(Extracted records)

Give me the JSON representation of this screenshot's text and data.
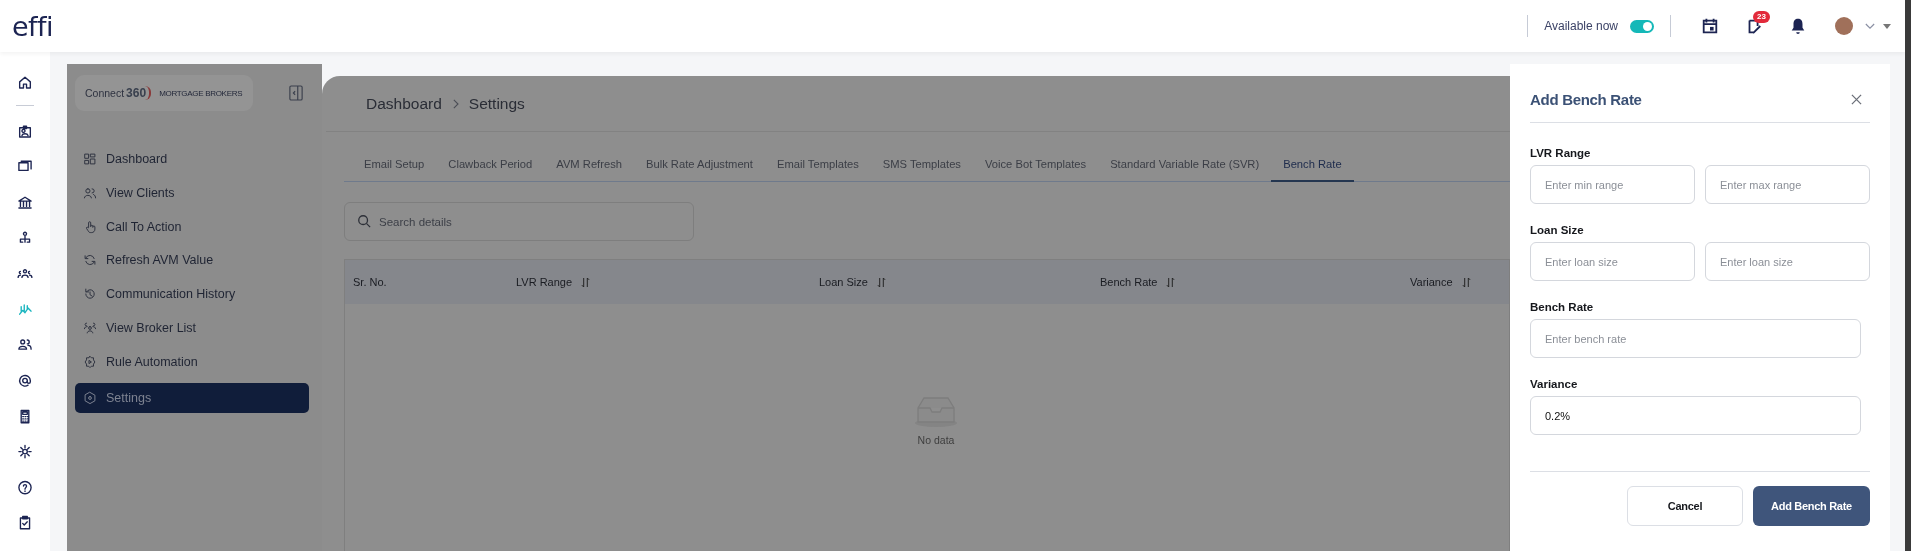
{
  "topbar": {
    "logo": "effi",
    "availability": {
      "label": "Available now",
      "on": true
    },
    "tasks_badge": "23"
  },
  "rail": [
    {
      "selected": false
    },
    {
      "selected": false
    },
    {
      "selected": false
    },
    {
      "selected": false
    },
    {
      "selected": false
    },
    {
      "selected": false
    },
    {
      "selected": true
    },
    {
      "selected": false
    },
    {
      "selected": false
    },
    {
      "selected": false
    },
    {
      "selected": false
    },
    {
      "selected": false
    },
    {
      "selected": false
    }
  ],
  "sidebar": {
    "brand": {
      "name": "Connect",
      "number": "360",
      "tagline": "MORTGAGE BROKERS"
    },
    "items": [
      {
        "label": "Dashboard",
        "selected": false
      },
      {
        "label": "View Clients",
        "selected": false
      },
      {
        "label": "Call To Action",
        "selected": false
      },
      {
        "label": "Refresh AVM Value",
        "selected": false
      },
      {
        "label": "Communication History",
        "selected": false
      },
      {
        "label": "View Broker List",
        "selected": false
      },
      {
        "label": "Rule Automation",
        "selected": false
      },
      {
        "label": "Settings",
        "selected": true
      }
    ]
  },
  "breadcrumb": [
    "Dashboard",
    "Settings"
  ],
  "tabs": [
    {
      "label": "Email Setup",
      "selected": false
    },
    {
      "label": "Clawback Period",
      "selected": false
    },
    {
      "label": "AVM Refresh",
      "selected": false
    },
    {
      "label": "Bulk Rate Adjustment",
      "selected": false
    },
    {
      "label": "Email Templates",
      "selected": false
    },
    {
      "label": "SMS Templates",
      "selected": false
    },
    {
      "label": "Voice Bot Templates",
      "selected": false
    },
    {
      "label": "Standard Variable Rate (SVR)",
      "selected": false
    },
    {
      "label": "Bench Rate",
      "selected": true
    }
  ],
  "search": {
    "placeholder": "Search details"
  },
  "table": {
    "columns": [
      {
        "label": "Sr. No.",
        "sortable": false
      },
      {
        "label": "LVR Range",
        "sortable": true
      },
      {
        "label": "Loan Size",
        "sortable": true
      },
      {
        "label": "Bench Rate",
        "sortable": true
      },
      {
        "label": "Variance",
        "sortable": true
      }
    ],
    "empty_text": "No data"
  },
  "drawer": {
    "title": "Add Bench Rate",
    "groups": [
      {
        "label": "LVR Range",
        "inputs": [
          {
            "placeholder": "Enter min range"
          },
          {
            "placeholder": "Enter max range"
          }
        ]
      },
      {
        "label": "Loan Size",
        "inputs": [
          {
            "placeholder": "Enter loan size"
          },
          {
            "placeholder": "Enter loan size"
          }
        ]
      },
      {
        "label": "Bench Rate",
        "inputs": [
          {
            "placeholder": "Enter bench rate"
          }
        ]
      },
      {
        "label": "Variance",
        "inputs": [
          {
            "value": "0.2%"
          }
        ]
      }
    ],
    "buttons": [
      {
        "label": "Cancel",
        "kind": "secondary"
      },
      {
        "label": "Add Bench Rate",
        "kind": "primary"
      }
    ]
  }
}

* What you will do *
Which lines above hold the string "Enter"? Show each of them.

* Answer for the task *
            "placeholder": "Enter min range"
            "placeholder": "Enter max range"
            "placeholder": "Enter loan size"
            "placeholder": "Enter loan size"
            "placeholder": "Enter bench rate"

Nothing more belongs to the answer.